I'm addicted to this salad. Seriously. I've made it maybe four times in the past two months, and each time, I'm scraping the bowl with my spoon and hoping that I have leftovers for the next day. It's a cinch to prepare. (Well, "cinch" meaning it takes about an hour with the chopping, but there's no major cooking involved.) It comes from Rick Bayless' Mexican Everyday,
one of my go-to cookbooks since I've moved to Mexico. In the original version, he uses regular potatoes and flaked tuna. I've prepared it that way, but also with sweet potatoes, chicken instead of tuna, and no meat at all. They're all fabulous. My favorite version is with camote blanco
. It's a purple-skinned sweet potato with white flesh, and it's not as sweet as the orange sweet potato. It balances perfectly with the tangy herbed vinaigrette. I wanted to take a picture of this salad, but Crayton had the camera, so you'll have to settle for an iPhone shot.
Here's the recipe. It pairs really well with a glass of white wine. Sweet potato salad with rajas, onions and oregano dressing
Adapted from Rick Bayless' Mexican Everyday Serves 4 as a main dish; 6 as a side Ingredients
2 poblano peppers 1 to 1 1/2 lbs. sweet potatoes 1 teaspoon salt 1 medium red onion, or white if that's all you have (If you have white, use less; the red has a more mellow oniony flavor) 1/3 c. olive or canola oil 3 tablespoons rice or champagne vinegar 1 teaspoon Mexican oregano, or regular oregano 1/2 teaspoon ground black pepper, or as I like to measure it, "about 18 or 20 grinds in a row" (I hate measuring fresh-ground pepper) 1 can tuna packed in water, drained; or 1 chicken breast, poached and shredded One hefty handful of cilantro leaves, grabbed off the top of the bunch and rinsed (This is how I do it, anyway) Directions

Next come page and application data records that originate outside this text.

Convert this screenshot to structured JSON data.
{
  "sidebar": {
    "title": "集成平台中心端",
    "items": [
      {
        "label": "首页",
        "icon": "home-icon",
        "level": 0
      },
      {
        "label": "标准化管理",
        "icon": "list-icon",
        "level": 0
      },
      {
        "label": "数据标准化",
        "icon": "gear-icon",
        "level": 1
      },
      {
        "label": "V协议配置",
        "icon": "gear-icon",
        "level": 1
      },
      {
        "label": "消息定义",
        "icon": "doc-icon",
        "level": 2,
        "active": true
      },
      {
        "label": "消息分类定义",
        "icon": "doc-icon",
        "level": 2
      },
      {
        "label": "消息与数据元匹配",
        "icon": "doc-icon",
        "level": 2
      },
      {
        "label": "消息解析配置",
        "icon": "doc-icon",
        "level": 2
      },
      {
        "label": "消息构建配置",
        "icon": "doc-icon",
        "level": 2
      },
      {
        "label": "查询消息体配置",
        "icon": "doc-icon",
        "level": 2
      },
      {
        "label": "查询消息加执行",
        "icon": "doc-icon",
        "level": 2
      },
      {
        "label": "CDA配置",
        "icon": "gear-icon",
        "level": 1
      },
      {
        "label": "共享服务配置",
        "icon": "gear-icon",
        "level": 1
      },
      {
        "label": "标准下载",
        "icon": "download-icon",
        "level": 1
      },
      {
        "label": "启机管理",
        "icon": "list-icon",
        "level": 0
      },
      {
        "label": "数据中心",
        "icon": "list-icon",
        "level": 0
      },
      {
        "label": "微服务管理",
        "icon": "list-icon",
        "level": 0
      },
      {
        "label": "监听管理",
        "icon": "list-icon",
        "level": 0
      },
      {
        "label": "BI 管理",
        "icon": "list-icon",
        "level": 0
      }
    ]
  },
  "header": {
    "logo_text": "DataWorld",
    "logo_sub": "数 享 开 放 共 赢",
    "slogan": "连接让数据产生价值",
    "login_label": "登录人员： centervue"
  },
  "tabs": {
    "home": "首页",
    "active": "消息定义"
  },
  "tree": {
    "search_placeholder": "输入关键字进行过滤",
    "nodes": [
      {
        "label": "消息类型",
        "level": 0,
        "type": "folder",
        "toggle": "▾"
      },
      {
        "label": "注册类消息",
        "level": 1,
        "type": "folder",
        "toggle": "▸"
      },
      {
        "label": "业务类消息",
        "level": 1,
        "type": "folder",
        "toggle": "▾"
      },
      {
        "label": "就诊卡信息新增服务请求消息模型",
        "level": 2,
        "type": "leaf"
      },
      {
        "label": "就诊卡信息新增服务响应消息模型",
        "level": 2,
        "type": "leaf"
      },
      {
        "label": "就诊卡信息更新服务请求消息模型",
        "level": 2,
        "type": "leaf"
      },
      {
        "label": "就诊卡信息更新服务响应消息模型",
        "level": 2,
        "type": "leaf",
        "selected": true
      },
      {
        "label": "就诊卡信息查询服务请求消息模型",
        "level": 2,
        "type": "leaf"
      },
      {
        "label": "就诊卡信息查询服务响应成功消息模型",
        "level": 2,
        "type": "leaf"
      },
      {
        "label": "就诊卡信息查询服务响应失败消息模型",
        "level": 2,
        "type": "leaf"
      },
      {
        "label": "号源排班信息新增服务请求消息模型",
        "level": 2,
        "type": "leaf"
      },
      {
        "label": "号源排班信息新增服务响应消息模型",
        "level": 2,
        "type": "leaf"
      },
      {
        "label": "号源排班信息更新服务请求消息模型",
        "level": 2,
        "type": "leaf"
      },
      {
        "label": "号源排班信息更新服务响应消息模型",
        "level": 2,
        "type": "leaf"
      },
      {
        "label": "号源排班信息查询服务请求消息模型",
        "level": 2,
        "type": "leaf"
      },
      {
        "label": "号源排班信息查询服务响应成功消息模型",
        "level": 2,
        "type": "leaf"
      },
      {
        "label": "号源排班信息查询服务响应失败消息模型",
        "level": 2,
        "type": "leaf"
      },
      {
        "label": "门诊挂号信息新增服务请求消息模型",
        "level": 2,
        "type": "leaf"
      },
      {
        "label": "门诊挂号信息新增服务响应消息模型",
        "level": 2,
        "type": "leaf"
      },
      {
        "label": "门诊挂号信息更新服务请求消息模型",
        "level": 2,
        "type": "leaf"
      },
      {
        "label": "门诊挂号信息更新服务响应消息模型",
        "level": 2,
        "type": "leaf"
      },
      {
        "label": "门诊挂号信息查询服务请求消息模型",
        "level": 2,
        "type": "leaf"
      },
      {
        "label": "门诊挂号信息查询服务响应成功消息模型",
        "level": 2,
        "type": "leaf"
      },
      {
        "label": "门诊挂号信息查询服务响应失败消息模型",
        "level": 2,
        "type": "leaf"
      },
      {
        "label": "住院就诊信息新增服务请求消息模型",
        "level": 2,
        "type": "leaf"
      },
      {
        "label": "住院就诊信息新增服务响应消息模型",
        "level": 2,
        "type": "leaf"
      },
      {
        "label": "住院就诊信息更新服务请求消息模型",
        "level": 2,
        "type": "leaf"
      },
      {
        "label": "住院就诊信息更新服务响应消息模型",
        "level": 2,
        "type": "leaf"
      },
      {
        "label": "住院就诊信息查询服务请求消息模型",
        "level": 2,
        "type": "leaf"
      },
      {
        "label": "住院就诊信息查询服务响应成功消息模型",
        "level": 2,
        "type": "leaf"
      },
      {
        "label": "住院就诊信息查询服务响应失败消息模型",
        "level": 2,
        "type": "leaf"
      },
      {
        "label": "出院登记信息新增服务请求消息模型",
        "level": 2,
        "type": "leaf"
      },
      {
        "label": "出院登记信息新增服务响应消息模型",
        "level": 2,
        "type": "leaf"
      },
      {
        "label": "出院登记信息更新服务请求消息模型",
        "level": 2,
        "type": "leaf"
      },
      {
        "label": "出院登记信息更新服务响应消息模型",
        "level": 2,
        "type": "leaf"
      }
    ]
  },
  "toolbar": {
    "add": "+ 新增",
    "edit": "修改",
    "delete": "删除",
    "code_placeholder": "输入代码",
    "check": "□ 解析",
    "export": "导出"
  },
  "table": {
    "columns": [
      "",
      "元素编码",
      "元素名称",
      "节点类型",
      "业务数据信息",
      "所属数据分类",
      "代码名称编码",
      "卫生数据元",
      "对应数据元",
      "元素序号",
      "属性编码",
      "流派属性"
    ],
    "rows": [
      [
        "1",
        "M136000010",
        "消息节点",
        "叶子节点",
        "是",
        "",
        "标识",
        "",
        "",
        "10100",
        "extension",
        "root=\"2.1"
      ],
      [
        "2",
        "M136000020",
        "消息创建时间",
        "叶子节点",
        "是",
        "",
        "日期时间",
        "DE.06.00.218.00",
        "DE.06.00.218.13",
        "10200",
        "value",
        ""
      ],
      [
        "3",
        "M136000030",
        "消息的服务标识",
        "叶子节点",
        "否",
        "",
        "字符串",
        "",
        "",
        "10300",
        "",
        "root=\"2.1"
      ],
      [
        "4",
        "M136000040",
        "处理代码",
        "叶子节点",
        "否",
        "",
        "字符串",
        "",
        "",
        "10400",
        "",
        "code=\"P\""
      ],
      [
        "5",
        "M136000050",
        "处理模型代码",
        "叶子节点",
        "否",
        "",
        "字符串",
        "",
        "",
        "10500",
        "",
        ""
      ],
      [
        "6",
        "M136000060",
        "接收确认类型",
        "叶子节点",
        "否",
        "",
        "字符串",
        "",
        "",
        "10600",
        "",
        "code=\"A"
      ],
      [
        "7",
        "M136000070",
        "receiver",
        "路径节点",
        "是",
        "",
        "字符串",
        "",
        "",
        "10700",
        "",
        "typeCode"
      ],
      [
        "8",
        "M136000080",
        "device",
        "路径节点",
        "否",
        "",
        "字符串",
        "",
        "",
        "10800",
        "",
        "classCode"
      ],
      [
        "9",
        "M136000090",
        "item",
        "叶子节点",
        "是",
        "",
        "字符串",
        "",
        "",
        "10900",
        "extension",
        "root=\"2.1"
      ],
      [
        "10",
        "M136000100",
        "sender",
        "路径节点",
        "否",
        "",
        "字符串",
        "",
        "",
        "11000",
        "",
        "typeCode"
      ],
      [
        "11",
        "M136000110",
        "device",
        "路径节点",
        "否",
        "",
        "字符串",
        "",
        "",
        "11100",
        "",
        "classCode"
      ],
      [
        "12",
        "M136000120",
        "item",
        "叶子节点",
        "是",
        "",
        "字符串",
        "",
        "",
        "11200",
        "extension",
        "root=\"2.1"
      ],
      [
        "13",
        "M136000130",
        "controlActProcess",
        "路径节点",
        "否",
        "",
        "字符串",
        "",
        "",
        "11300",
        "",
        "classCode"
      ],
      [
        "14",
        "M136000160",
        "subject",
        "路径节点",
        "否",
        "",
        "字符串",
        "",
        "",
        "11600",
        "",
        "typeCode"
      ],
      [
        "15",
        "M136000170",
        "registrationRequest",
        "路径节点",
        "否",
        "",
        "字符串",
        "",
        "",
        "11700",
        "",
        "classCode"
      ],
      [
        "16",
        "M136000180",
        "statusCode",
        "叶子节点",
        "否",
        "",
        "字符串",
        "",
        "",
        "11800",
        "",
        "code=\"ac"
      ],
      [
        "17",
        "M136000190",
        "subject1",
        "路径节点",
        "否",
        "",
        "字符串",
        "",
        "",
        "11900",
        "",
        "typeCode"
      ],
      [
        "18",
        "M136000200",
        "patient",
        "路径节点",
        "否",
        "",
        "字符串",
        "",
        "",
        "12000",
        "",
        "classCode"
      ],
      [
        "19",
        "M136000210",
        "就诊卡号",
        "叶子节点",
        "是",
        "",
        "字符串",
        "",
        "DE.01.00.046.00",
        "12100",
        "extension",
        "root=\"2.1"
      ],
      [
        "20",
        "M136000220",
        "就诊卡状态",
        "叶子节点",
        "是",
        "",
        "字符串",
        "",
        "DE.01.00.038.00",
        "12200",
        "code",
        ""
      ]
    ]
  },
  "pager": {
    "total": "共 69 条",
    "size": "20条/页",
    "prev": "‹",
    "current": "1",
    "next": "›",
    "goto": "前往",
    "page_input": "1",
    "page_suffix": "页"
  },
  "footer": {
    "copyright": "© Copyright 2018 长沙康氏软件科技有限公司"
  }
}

Roast the poblanos on a grill or over the flame of a gas stove, until the skin is blackened and blistered. If you don't have a grill or gas stove, a hot oven (425F) works fine too. When the peppers are sufficiently roasted, place them in a paper or plastic bag so they sweat a bit. You can even wrap the bag in a dish towel, which keeps the steam in. Doing this makes the poblanos easier to peel later. While the poblanos are sweating, peel and dice your sweet potatoes. (Note: If you hate peeling potatoes, you can totally skip the peeling -- I've left the peel on before in this salad, and it doesn't affect the taste.) Place your potatoes in a microwave-proof bowl, and toss 'em with salt. Cover with plastic wrap and microwave on high for about five minutes, until tender. Peel back a bit of the plastic wrap to taste one to make sure they're done. Then leave the potatoes covered in the microwave and ignore them for now. Chop your onion into thin slivers about 1/4-inch thick. Peel your cooled poblanos, carefully removing the blackened skin with your fingers. (If you want to run the peppers under water to help speed along the skin-removal, go for it.) Make an incision on each chile and remove the seeds and veins. Then cut each chile into thin slivers. Don't mix your onions and chile strips together.... yet. Heat the oil in a large skillet over medium-high heat. Add your onion and cook for about five minutes, until the pieces have gotten a bit golden-brown and crunchy. Turn off the flame and add the poblano strips, vinegar, oregano and pepper. Mix together until thoroughly combined. Pour this mixture over your warm potatoes. When the salad has cooled to room temperature, add your cilantro and tuna or chicken, if you're using. Toss and serve.